Many recent advances in generative content creation, such as Midjourney* and Stable Diffusion*, are built on the new generative neural networks called diffusion models. Until recently, the mathematical concept behind these models required advanced scientific skills and knowledge. One work to be presented at SIGGRAPH 2023 makes diffusion models more accessible for graphics and GPU practitioners by explaining the diffusion process through a familiar concept of alpha blending. This also allows for deeper ties of diffusion models to graphics and image generation, while inspiring practitioners and scientists in these areas to employ this new generative tool.

Neural Graphics


The last work at SIGGRAPH 2023 introduces neural tools to real-time path tracing. Neural graphics is revolutionizing the graphics field, and a paper on neural level of detail is a stepping-stone to scale high-quality visuals across games, movies, and new visual AI needs, such as synthetic data and digital twins. New neural level of detail representation achieves 70%-95% compression compared to "vanilla" path tracing, while also delivering interactive to real-time performance. This is still the beginning of the new era of neural graphics that enables higher visual quality, even on low power GPUs.

More to Come

These are just a few highlights. Intel is working to constantly enrich the graphics ecosystem and will present multiple advances in games and professional graphics this summer.
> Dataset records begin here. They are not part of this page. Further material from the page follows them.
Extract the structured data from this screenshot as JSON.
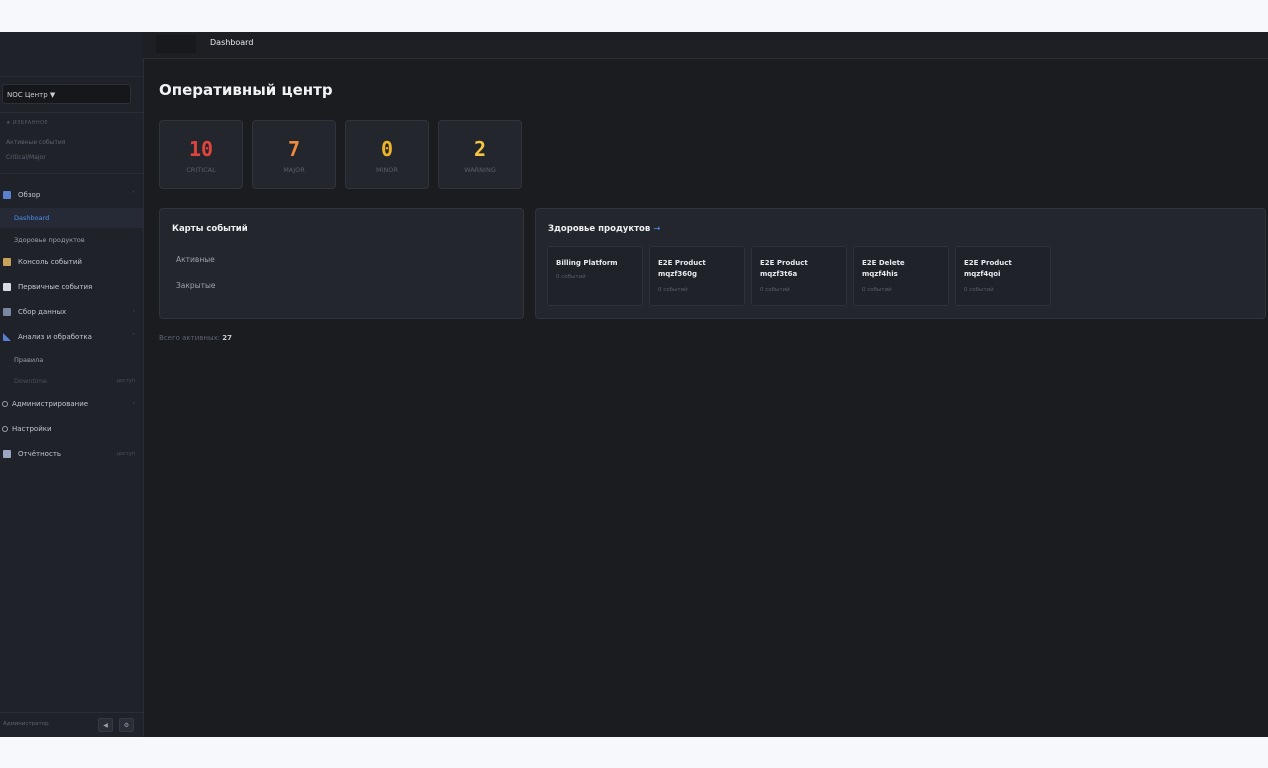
{
  "header": {
    "breadcrumb": "Dashboard"
  },
  "sidebar": {
    "org_select": "NOC Центр ▼",
    "favorites_label": "★ ИЗБРАННОЕ",
    "favorites": [
      "Активные события",
      "Critical/Major"
    ],
    "items": [
      {
        "label": "Обзор",
        "chevron": "˄"
      },
      {
        "label": "Dashboard"
      },
      {
        "label": "Здоровье продуктов"
      },
      {
        "label": "Консоль событий"
      },
      {
        "label": "Первичные события"
      },
      {
        "label": "Сбор данных",
        "chevron": "›"
      },
      {
        "label": "Анализ и обработка",
        "chevron": "˄"
      },
      {
        "label": "Правила"
      },
      {
        "label": "Downtime",
        "badge": "доступ"
      },
      {
        "label": "Администрирование",
        "chevron": "›"
      },
      {
        "label": "Настройки"
      },
      {
        "label": "Отчётность",
        "badge": "доступ"
      }
    ],
    "footer": {
      "user": "Администратор",
      "collapse_icon": "◀",
      "settings_icon": "⚙"
    }
  },
  "main": {
    "title": "Оперативный центр",
    "stats": [
      {
        "value": "10",
        "label": "CRITICAL",
        "color": "#e0443c"
      },
      {
        "value": "7",
        "label": "MAJOR",
        "color": "#f08a3c"
      },
      {
        "value": "0",
        "label": "MINOR",
        "color": "#f0b429"
      },
      {
        "value": "2",
        "label": "WARNING",
        "color": "#f5c542"
      }
    ],
    "event_maps": {
      "title": "Карты событий",
      "items": [
        "Активные",
        "Закрытые"
      ]
    },
    "product_health": {
      "title": "Здоровье продуктов",
      "link_arrow": "→",
      "products": [
        {
          "name": "Billing Platform",
          "count": "0 событий"
        },
        {
          "name": "E2E Product mqzf360g",
          "count": "0 событий"
        },
        {
          "name": "E2E Product mqzf3t6a",
          "count": "0 событий"
        },
        {
          "name": "E2E Delete mqzf4his",
          "count": "0 событий"
        },
        {
          "name": "E2E Product mqzf4qoi",
          "count": "0 событий"
        }
      ]
    },
    "total": {
      "label": "Всего активных:",
      "value": "27"
    }
  },
  "colors": {
    "accent": "#4d8ff0",
    "background": "#1b1c20",
    "sidebar": "#1f2229"
  }
}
GPU Research at Intel has multiple worldwide teams of world-leading experts, scientists, and engineers who focus on new technologies and ecosystem enablement for the future GPU needs, including conventional and neural graphics, generative AI, and content creation.